Meeting a child’s basic needs
Noted Psychologist Abraham Maslow has long been considered the expert on the needs of children as they move up the steps of development. However, these needs also apply to adults and whether or not their needs have built an appropriate support system that helps them mature successfully.What kind of practical implications do these have and how can parents and teachers use this information in successful behavior management of children? So many parents have asked us how they can meet their children’s needs. Dr.Maslow insisted that one way to avoid negative behaviors is to look at some of the most significant causes of behavior. Most observers have found that Maslow’s observations have proved correct in the handling of normal childhood behaviors.Basic to a child’s growth and security is the need to survive. Any anxiety producing threats, or a fear reaction to a life-threatening situation will produce behaviors aimed solely at self-preservation. Given this basic need for survival one can understand how difficult a physical threat becomes in undermining the natural stages of development. The child who is victim of psychological or physical abuse may find it difficult to develop self-esteem. The person without self-confidence may have to work overtime to avoid the realities of life.At level No. 2, the primary needs are that of safety and security. The parent who guides a child through danger and difficulties by applying consistent limits and sets boundaries will meet this need. Put yourself in the position of a teen-ager who has been bounced from foster home to foster home, or a child whose divorced parents challenge each other’s authority and engage in criticizing each other’s parenting. This kind of child never knows what to expect, remains in a state of constant alertness and fear, a victim of the stress cycle.In a predictable, stable environment, children feel confident enough to establish their own social values, choose to live in an environment that they can control and mirror the behavior of the adults around them.Having achieved a sense of safety and security, children look for a sense of belonging. The social acceptance of their peers and the adults who they respect is essential. Teens focus upon the peer group and the need to belong to reinforce their sense of personal value. When they feel that they belong, they can master this stage, but when they find themselves ignored, embarrassed and cruelly scapegoated by their peers they suffer. Their inability to find a acceptance in their environment leads them to challenge others who have rejected them.

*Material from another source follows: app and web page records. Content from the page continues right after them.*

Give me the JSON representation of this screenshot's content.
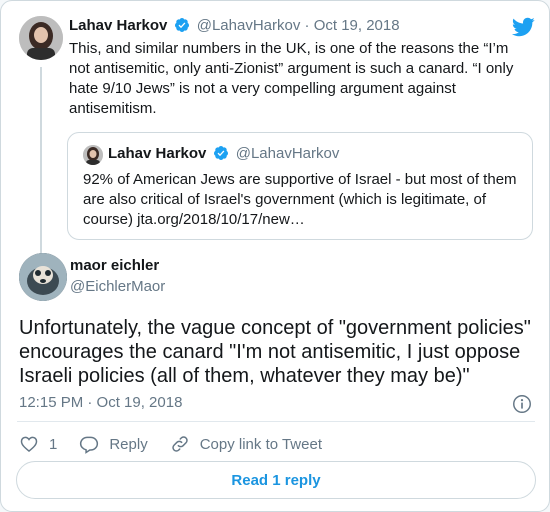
{
  "brand_icon": "twitter-bird-icon",
  "colors": {
    "accent": "#1da1f2",
    "link": "#1b95e0",
    "muted": "#657786",
    "border": "#cfd9de"
  },
  "parent_tweet": {
    "name": "Lahav Harkov",
    "handle": "@LahavHarkov",
    "separator": "·",
    "date": "Oct 19, 2018",
    "text": "This, and similar numbers in the UK, is one of the reasons the “I’m not antisemitic, only anti-Zionist” argument is such a canard. “I only hate 9/10 Jews” is not a very compelling argument against antisemitism."
  },
  "quoted_tweet": {
    "name": "Lahav Harkov",
    "handle": "@LahavHarkov",
    "text": "92% of American Jews are supportive of Israel - but most of them are also critical of Israel's government (which is legitimate, of course) jta.org/2018/10/17/new…"
  },
  "main_tweet": {
    "name": "maor eichler",
    "handle": "@EichlerMaor",
    "text": "Unfortunately, the vague concept of \"government policies\" encourages the canard \"I'm not antisemitic, I just oppose Israeli policies (all of them, whatever they may be)\"",
    "timestamp": "12:15 PM · Oct 19, 2018"
  },
  "actions": {
    "like_count": "1",
    "reply_label": "Reply",
    "copy_link_label": "Copy link to Tweet"
  },
  "read_replies_label": "Read 1 reply"
}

We only have to look at tragic events like school violence and shooting to recognize that kids who feel harassed by their peers focus their anger and depression upon revenge and retaliation for what they consider non acceptance.Feeling secure readies the maturing child for the level No. 4 of development, personal achievment and success. When a child feels accepted and valued by those around him, then achieving academic and vocational success becomes a personal challenge. Students at the middle school level are often considered to be the most apathetic and difficult students, avoiding academics, challenging parental authority and ignoring personal responsibility. Studying at school is simply not considered “cool,” and if you want status among your friends, you just opt out of the school involvement scene and avoid adults at all cost.Self-actualization is the final stage that we hope our children can achieve. Do our kids set their own positive values? Can they stand up to the pressures of an outside world that challenges, tempts and taunts them? The person who has achieved self-actualization has arrived at maturity, no matter what type of education and vocation he accomplishes. We recognize this child as “most likely to succeed” despite the obstacles standing in the way of his or her success.For further information contact: Helen Ginandes Weiss M.A & Martin S. Weiss M.A., Learning Consultants, at email@example.com, P.O. Box 38, Twin Lakes, CO. 81251, or 1-719-486-5800.